Alarmed by the pervasive rise of fascist tactics both at home and around the globe, a Yale philosophy professor identifies the structures that unite them, laying out and analyzing the ten pillars of fascist politics—the language and beliefs that separate people into an "us" and a "them."
The book provides a fascinating breakdown of the fascist ideology, nimbly interweaving examples from Germany, Italy and Hungary, from Rwanda and Myanmar to Serbia and, yes, the U.S. As he proceeds through his framework of the broadest features of his subject, Stanley includes smaller observations that may for some readers land bracingly close to home ... Stanley’s acute awareness of the power of the term, and the subtlety of his argument here, must contribute to the fact that he does not explicitly brand Trump a 'fascist.' Nor does he harp on 'Make America great again.' It is a misfortune of yet-unknown dimensions that he does not have to.
Stanley’s a lumper.
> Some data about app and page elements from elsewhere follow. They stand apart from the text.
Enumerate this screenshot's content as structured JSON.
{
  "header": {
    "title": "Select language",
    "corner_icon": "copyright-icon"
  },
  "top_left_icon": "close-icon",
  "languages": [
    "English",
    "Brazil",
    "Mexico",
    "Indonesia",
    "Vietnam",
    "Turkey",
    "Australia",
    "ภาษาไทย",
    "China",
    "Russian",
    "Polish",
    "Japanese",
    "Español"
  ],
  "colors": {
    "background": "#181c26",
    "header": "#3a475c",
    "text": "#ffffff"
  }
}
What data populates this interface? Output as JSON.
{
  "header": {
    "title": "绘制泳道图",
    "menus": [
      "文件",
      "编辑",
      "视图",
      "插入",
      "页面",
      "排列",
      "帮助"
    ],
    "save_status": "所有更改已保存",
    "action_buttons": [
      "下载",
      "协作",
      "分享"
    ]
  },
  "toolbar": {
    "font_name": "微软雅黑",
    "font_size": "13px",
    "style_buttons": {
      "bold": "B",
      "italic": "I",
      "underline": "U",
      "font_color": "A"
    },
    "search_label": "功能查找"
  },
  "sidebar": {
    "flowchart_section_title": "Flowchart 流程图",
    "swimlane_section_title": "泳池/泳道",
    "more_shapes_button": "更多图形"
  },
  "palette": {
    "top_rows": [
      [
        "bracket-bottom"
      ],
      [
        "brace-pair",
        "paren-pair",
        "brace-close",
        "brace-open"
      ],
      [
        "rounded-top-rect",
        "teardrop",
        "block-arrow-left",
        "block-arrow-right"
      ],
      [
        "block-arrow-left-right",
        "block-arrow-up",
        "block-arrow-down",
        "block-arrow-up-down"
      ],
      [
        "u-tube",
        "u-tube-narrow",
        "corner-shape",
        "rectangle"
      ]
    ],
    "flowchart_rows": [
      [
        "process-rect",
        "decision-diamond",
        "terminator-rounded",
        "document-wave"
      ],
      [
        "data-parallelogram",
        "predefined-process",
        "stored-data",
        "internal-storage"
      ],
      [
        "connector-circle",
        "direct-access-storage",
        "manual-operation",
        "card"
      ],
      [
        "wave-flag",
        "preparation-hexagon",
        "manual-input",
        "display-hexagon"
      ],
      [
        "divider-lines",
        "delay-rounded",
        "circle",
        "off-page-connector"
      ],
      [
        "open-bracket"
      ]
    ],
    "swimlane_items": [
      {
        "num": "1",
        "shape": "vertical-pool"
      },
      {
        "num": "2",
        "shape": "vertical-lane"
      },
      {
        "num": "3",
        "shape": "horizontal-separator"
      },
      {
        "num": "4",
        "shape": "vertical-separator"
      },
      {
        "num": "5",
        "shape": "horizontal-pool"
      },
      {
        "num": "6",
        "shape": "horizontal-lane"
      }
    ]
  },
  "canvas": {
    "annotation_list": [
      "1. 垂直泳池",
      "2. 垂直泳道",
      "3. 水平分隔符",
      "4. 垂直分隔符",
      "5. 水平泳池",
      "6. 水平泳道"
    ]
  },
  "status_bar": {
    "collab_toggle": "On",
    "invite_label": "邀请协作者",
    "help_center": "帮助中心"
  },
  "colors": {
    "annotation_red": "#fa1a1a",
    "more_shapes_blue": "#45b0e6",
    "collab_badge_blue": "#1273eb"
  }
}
And that leaves him vulnerable to 'splitters,' who would object to cramming together Trump, Victor Orban, Hitler, the Confederacy, the Rwandan genocidaires and the current government of Myanmar, among others, into a one-sentence definition of fascism: 'ultranationalism of some variety (ethnic, religious, cultural) with the nation represented in the person of an authoritarian leader who speaks on its behalf.' Stanley’s approach has its costs. He emphasizes the similarities between myriad 'fascist' parties and regimes without adequately acknowledging their differences. Nor does he adequately distinguish between conservative or right-wing politics and fascism ... But if Stanley’s lumping is sometimes a weakness, it also accounts for his book’s conceptual power. By placing Trump in transnational and transhistorical perspective, Stanley sees patterns that others miss ... By calling Trump a 'fascist'—a word that strikes many Americans as alien and extreme—Stanley is trying to spark public alarm. He doesn’t want Americans to respond to Trump’s racist, authoritarian offensives by moving their moral goal posts. The greater danger, he suggests, isn’t hyperbole, it’s normalization. And 20 months into Trump’s presidency, the evidence is mounting that he’s right.
Stressing the violent side of fascism is important also when addressing an audience that hasn’t the slightest sympathy for the political actors that Stanley describes as fascist. Some of these readers may find a book like Stanley’s useful, in that it shows that some current politicians are not acting at random but pursuing strategies that may help dismantle democracy. Yet presenting fascism as a mere rhetoric might also create the impression that understanding and recognizing the mechanisms of such a rhetoric is sufficient to protect democracy. If all there is to fascism is a scam-building narrative, figuring out the scam should suffice for one not to fall for it. Treating fascism as a rhetoric risks not only making fascism appear acceptable to some, but also making complacency too easy for others ... It might be more effective not to lump much of current politics under 'fascism' after all.